Through the eyes of Maria Jose, we see how gypsies are facing up to the challenges of twenty-first century life. Made by the Emmy award winning producer of 'Behind the Veil.'
This week's documentary is the empowering personal story of one Roma woman taking control of her own destiny. Maria Jose is a pretty, charismatic twenty eight year old. She graduated from one of Spain's top universities and has a prestigious career in social services. But she's also a gypsy and has had to overcome insurmountable obstacles to succeed. This uplifting film provides a new insight into the Roma community. Through the eyes of Maria Jose, we see how gypsies are facing up to the challenges of twenty-first century life. Made by the Emmy award winning producer of 'Behind the Veil.'
A beautiful young women delicately picks her way between piles of discarded tyres and rubbish. She's visiting friends in the Carquejo neighbourhood in Galicia. The area is little more than a slum. There's no running water, electricity or garbage collection. This marginalised district was supposed to be a normal housing development. But the only people who live here are gypsies so it has been abandoned by public authorities. "It hurts to see other gypsies living like this because of their ethnicity," states social worker Maria Jose. "To know that mainstream society does not care enough to eliminate this poverty." Maria Jose first realised she was different at school. She was the only gypsy in a class of 40. Children would exclude her from their games. She felt hurt and out of place. "I only continued to study because of my parents," she recalls. But years later she secured a place at the prestigious Salamanca university. "What really impressed me about Maria Jose was her commitment," recalls her tutor. "I am moved by her passion to change things." Now a social worker, she works hard to improve conditions for other gypsies. "Maria Jose is a role model to us," one woman states. She encourages her friends to seek work and to integrate with other communities. But it's an arduous task. "When I look for a job I am discriminated against because of my gypsy looks," says one women. Another tells of how she was fired from her job when her employer found out she was a gypsy. "When landlords hear my voice they always say 'I don't rent to gypsies.'" Although gypsies have existed in Spain since the fifteenth century, they have always faced prejudice and persecution.
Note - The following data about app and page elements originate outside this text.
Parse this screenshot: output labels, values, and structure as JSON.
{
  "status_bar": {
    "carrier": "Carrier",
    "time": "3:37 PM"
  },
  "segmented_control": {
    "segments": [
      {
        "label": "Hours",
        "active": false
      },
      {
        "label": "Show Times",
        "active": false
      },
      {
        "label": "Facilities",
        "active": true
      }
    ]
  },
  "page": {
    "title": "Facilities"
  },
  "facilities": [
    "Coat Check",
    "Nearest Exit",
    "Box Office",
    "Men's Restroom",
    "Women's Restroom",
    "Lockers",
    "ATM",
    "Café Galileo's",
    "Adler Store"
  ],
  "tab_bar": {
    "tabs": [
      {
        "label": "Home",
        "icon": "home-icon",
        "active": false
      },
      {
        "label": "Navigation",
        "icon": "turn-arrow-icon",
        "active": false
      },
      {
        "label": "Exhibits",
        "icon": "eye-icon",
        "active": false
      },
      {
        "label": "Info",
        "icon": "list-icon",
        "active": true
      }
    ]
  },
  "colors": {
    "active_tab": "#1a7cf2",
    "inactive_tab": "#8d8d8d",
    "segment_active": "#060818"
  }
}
From the decrees of the Catholic kings to the Nazi concentration camps, theirs is a tragic history. And it's clear these attitudes persist today. "Gypsies are dirty because they work with filth," comments one man "Their women don't dress like normal women. They wear clogs. That's not normal." But as Maria Jose shows, Roma women are progressively becoming more empowered and forcing other people to take them seriously. They no longer read palms or just take care of the home. They wear trousers and drive cars, marry later and only have one or two children. "Gypsy women used to be dominated by men. Today they are more independent," comments one woman. And, as Maria Jose states, "Destiny is not written. We build it everyday."FULL SYNOPSIS